      • Relative risk (RR) 0.80; 95% CI, 0.64-1.00 (P=0.049)
        • To account for an interim analysis, a two-tailed P value of <0.046 was used for statistical significance threshold
    • Cesarean delivery was less frequent in the induced labor group (19%) vs the expectant management group (22%) 
      • RR 0.84; 95% CI 0.76-0.93
    • Preeclampsia and gestational hypertension occurred in 9.1% of the induced group vs 14.1% of the expectant management group 
      • RR 0.64; 95% CI 0.56-0.74
  • Among newborns, 3% in the induced group needed respiratory support vs 4.2% in the expectant management group
    • RR 0.71; 95% CI 0.55-0.93


  • There was no difference between groups with respect to composite adverse perinatal outcome, but there was reduced frequency of cesarean section in the induction group
  • There was increased incidence of maternal hypertension/preeclampsia and newborn respiratory support in the expectant management group
  • The authors state

Our data suggest that 1 cesarean delivery may be avoided for every 28 deliveries among low-risk nulliparous women who plan to undergo elective induction of labor at 39 weeks.


Induction Protocol Highlights

  • Patients had a cervical exam between 72 hours prior to randomization and 24 hours after randomization
  • IOL protocol
    • Induction using oxytocin
    • Unfavorable cervix (modified Bishop score <5) underwent cervical ripening
      • method left to patient’s physician’s discretion
      • with or followed by oxytocin stimulation
  • ‘Failed’ Labor in latent phase
    • At least 12 hours after completion of cervical ripening, rupture of membranes, and use of a uterine stimulant
    • Cesarean decision left to patient’s physician’s discretion
  • Additional SMFM recommendations
    • Shared decision making is ‘critical’
    • All women in this study had ultrasound dating, early in pregnancy
      • Certain LMP: <21 weeks
      • Uncertain LMP: First trimester ultrasound
  • ACOG has also released a Practice Advisory related to ARRIVE (see ‘Learn More-Primary Sources’ below) that also highlights the importance of shared decision making as well as taking in to account “resources available (including personnel), and the setting in which the intervention will be implemented”

Learn More – Primary Sources:

Labor Induction versus Expectant Management in Low-Risk Nulliparous Women

SMFM Statement: Elective induction of labor in low-risk nulliparous women at term: The ARRIVE trial
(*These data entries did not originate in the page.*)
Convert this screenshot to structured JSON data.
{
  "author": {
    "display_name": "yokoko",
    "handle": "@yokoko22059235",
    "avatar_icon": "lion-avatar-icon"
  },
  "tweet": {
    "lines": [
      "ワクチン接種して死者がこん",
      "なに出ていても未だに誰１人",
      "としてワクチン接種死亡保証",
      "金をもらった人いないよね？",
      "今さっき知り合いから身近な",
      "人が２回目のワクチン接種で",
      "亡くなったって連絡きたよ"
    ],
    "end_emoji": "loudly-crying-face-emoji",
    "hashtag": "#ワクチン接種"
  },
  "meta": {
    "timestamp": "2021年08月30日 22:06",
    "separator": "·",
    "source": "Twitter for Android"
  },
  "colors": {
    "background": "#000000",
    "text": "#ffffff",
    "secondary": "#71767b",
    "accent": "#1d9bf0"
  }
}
ACOG Practice Advisory: Clinical guidance for integration of the findings of The ARRIVE Trial: Labor Induction versus Expectant Management in Low-Risk Nulliparous Women